From a reader…
I am responsible for a brunch which is served after the Saint Patrick’s Day Mass at the Cathedral in my Archdiocese. This year, Saint Patrick falls on a Friday of Lent. I believe this means I should offer only meatless options, but I keep getting told that there is some type of dispensation for Saint Patrick’s feast.
As far as I can tell, the only dispensation from abstinence on Fridays during Lent is if a Solemnity were to fall on that day. On the General Roman Calendar, Saint Patrick is a Memorial. He gets a Solemnity on some national calendars (Ireland, I think maybe Australia). And I suppose he would also be celebrated as a Solemnity in a diocese where he is the principal patron, but only if that is officially designated.
Neither applies to many places in these United States
Am I missing anything here? I am sure I am not the only person facing this question, and this (I think) misinformation about how to handle it.
This year the feast of St. Patrick lands on a Friday in Lent. Catholics are obliged to do penance on all Fridays of the year, and in particular during Lent.
First, can I just say that the way St. Patrick’s Day, like St. Valentine’s Day, is generally observed is appalling? Hence, I do not think the Church ought to cave in when it comes to how it is generally celebrated. So there.
To your point, these days I am not sure that the laws of Friday or Lenten penance mean anything any more. Of course they do, don’t get me wrong. It’s just that for a very long time now the Church’s pastors have done little or nothing to teach people about the need for penances. Doing penance has fallen into desuetude. Couple that with an anti-nomian spirit sweeping through society and we have a serious problem.
As you point out, the Church’s law requires that Catholic do penance on Fridays that are not liturgical Solemnities. It can be argued that if the Friday is also a feast of a patronal saint of a place, then we can be dispensed from doing penance.
Also, remember that we can substitute one way of doing penance for abstinence from meat on most Fridays. For example, instead of abstaining from eating meat (the common way of doing penance which the Church has designated since days of yore) we can, most Fridays of the year, not use the internet or turn on the television or abstain from other foods or drinks or activities, etc. However, some conferences of bishops, such as in these USA, have determined that in Lent the obligation of doing penance on Fridays is fulfilled by abstinence from meat. That wasn’t relaxed with the substitution option. On Fridays of Lent, in these USA, Catholics are obliged to do their Friday penance by abstaining from meat.

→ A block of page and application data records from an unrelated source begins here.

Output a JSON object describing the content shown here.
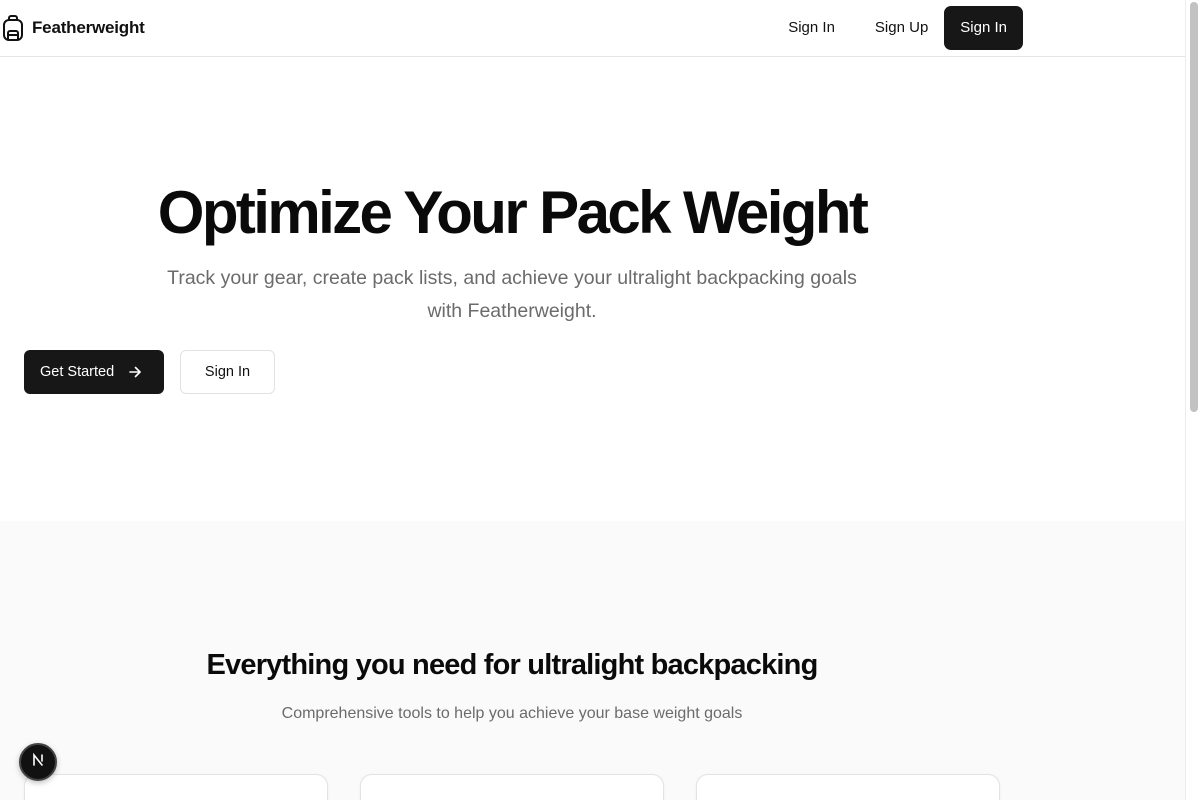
{
  "header": {
    "brand_name": "Featherweight",
    "brand_icon": "backpack-icon",
    "nav": {
      "sign_in_label": "Sign In",
      "sign_up_label": "Sign Up",
      "primary_label": "Sign In"
    }
  },
  "hero": {
    "title": "Optimize Your Pack Weight",
    "subtitle": "Track your gear, create pack lists, and achieve your ultralight backpacking goals with Featherweight.",
    "get_started_label": "Get Started",
    "get_started_icon": "arrow-right-icon",
    "sign_in_label": "Sign In"
  },
  "features": {
    "title": "Everything you need for ultralight backpacking",
    "subtitle": "Comprehensive tools to help you achieve your base weight goals"
  },
  "dev_badge": {
    "icon": "nextjs-n-icon"
  },
  "colors": {
    "primary": "#171717",
    "muted_text": "#6b6b6b",
    "section_bg": "#fafafa",
    "border": "#e5e5e5"
  }
}
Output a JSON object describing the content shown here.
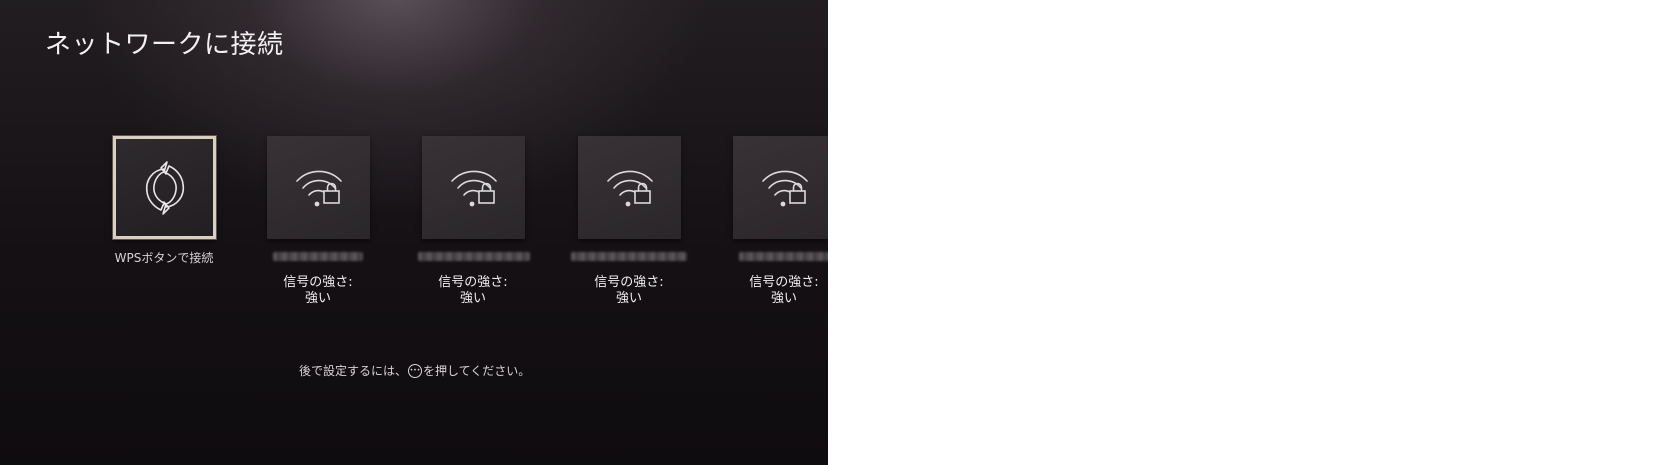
{
  "header": {
    "title": "ネットワークに接続"
  },
  "wps": {
    "label": "WPSボタンで接続",
    "icon": "wps-sync-icon"
  },
  "networks": [
    {
      "ssid": "",
      "signal_label": "信号の強さ:",
      "signal_value": "強い",
      "icon": "wifi-lock-icon"
    },
    {
      "ssid": "",
      "signal_label": "信号の強さ:",
      "signal_value": "強い",
      "icon": "wifi-lock-icon"
    },
    {
      "ssid": "",
      "signal_label": "信号の強さ:",
      "signal_value": "強い",
      "icon": "wifi-lock-icon"
    },
    {
      "ssid": "",
      "signal_label": "信号の強さ:",
      "signal_value": "強い",
      "icon": "wifi-lock-icon"
    }
  ],
  "footer": {
    "hint_before": "後で設定するには、",
    "button_glyph": "•••",
    "hint_after": "を押してください。"
  },
  "colors": {
    "background": "#141014",
    "tile": "#2e292d",
    "focus_border": "#d9d0c3",
    "text": "#f0eef0"
  }
}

Keeping that in mind, our pastors of our parishes can dispense from penance. So can the local bishop. That brings me to the next point about Friday penance in Lent, which includes abstinence.

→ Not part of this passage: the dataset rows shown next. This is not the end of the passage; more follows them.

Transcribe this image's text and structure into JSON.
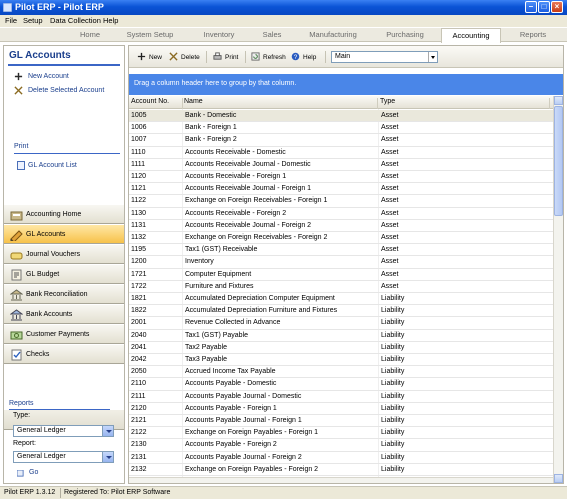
{
  "window": {
    "title": "Pilot ERP - Pilot ERP"
  },
  "menu": [
    "File",
    "Setup",
    "Data Collection",
    "Help"
  ],
  "module_tabs": [
    "Home",
    "System Setup",
    "Inventory",
    "Sales",
    "Manufacturing",
    "Purchasing",
    "Accounting",
    "Reports"
  ],
  "active_tab": "Accounting",
  "left": {
    "title": "GL Accounts",
    "actions": [
      "New Account",
      "Delete Selected Account"
    ],
    "print_heading": "Print",
    "print_link": "GL Account List",
    "nav": [
      "Accounting Home",
      "GL Accounts",
      "Journal Vouchers",
      "GL Budget",
      "Bank Reconciliation",
      "Bank Accounts",
      "Customer Payments",
      "Checks"
    ],
    "active_nav": "GL Accounts",
    "reports": {
      "heading": "Reports",
      "type_label": "Type:",
      "type_value": "General Ledger",
      "report_label": "Report:",
      "report_value": "General Ledger",
      "go_label": "Go"
    }
  },
  "toolbar": {
    "new": "New",
    "delete": "Delete",
    "print": "Print",
    "refresh": "Refresh",
    "help": "Help",
    "view_value": "Main"
  },
  "group_hint": "Drag a column header here to group by that column.",
  "columns": [
    "Account No.",
    "Name",
    "Type"
  ],
  "rows": [
    [
      "1005",
      "Bank - Domestic",
      "Asset"
    ],
    [
      "1006",
      "Bank - Foreign 1",
      "Asset"
    ],
    [
      "1007",
      "Bank - Foreign 2",
      "Asset"
    ],
    [
      "1110",
      "Accounts Receivable - Domestic",
      "Asset"
    ],
    [
      "1111",
      "Accounts Receivable Journal - Domestic",
      "Asset"
    ],
    [
      "1120",
      "Accounts Receivable - Foreign 1",
      "Asset"
    ],
    [
      "1121",
      "Accounts Receivable Journal - Foreign 1",
      "Asset"
    ],
    [
      "1122",
      "Exchange on Foreign Receivables - Foreign 1",
      "Asset"
    ],
    [
      "1130",
      "Accounts Receivable - Foreign 2",
      "Asset"
    ],
    [
      "1131",
      "Accounts Receivable Journal - Foreign 2",
      "Asset"
    ],
    [
      "1132",
      "Exchange on Foreign Receivables - Foreign 2",
      "Asset"
    ],
    [
      "1195",
      "Tax1 (GST) Receivable",
      "Asset"
    ],
    [
      "1200",
      "Inventory",
      "Asset"
    ],
    [
      "1721",
      "Computer Equipment",
      "Asset"
    ],
    [
      "1722",
      "Furniture and Fixtures",
      "Asset"
    ],
    [
      "1821",
      "Accumulated Depreciation Computer Equipment",
      "Liability"
    ],
    [
      "1822",
      "Accumulated Depreciation Furniture and Fixtures",
      "Liability"
    ],
    [
      "2001",
      "Revenue Collected in Advance",
      "Liability"
    ],
    [
      "2040",
      "Tax1 (GST) Payable",
      "Liability"
    ],
    [
      "2041",
      "Tax2 Payable",
      "Liability"
    ],
    [
      "2042",
      "Tax3 Payable",
      "Liability"
    ],
    [
      "2050",
      "Accrued Income Tax Payable",
      "Liability"
    ],
    [
      "2110",
      "Accounts Payable - Domestic",
      "Liability"
    ],
    [
      "2111",
      "Accounts Payable Journal - Domestic",
      "Liability"
    ],
    [
      "2120",
      "Accounts Payable - Foreign 1",
      "Liability"
    ],
    [
      "2121",
      "Accounts Payable Journal - Foreign 1",
      "Liability"
    ],
    [
      "2122",
      "Exchange on Foreign Payables - Foreign 1",
      "Liability"
    ],
    [
      "2130",
      "Accounts Payable - Foreign 2",
      "Liability"
    ],
    [
      "2131",
      "Accounts Payable Journal - Foreign 2",
      "Liability"
    ],
    [
      "2132",
      "Exchange on Foreign Payables - Foreign 2",
      "Liability"
    ]
  ],
  "selected_row": 0,
  "status": {
    "version": "Pilot ERP 1.3.12",
    "registered": "Registered To: Pilot ERP Software"
  },
  "colors": {
    "accent": "#4a86e8",
    "active_nav": "#f7c24a",
    "title_bar": "#0a53d6"
  }
}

You need to check with your local diocese to find out if your local bishop has dispensed his subjects (and others visiting the diocese) from the obligation to do penance on Friday, 17 March, the Feast of St. Patrick by abstaining from meat. Many bishops in these USA do this.
In the decree of dispensation from abstain from meat on that particular Friday in Lent, usually published in the local diocesan newspaper or website, will generally also add language about celebrating the feast “with moderation and temperance”, which all Catholics are sure to observe – no doubt. We are also admonished to perform works of charity, always a good idea. Without question that’s what Catholics will do on Friday 19 March.
There is no blanket dispensation in force automatically for St. Patrick’s day in most places. It must be given by each bishop in his own diocese.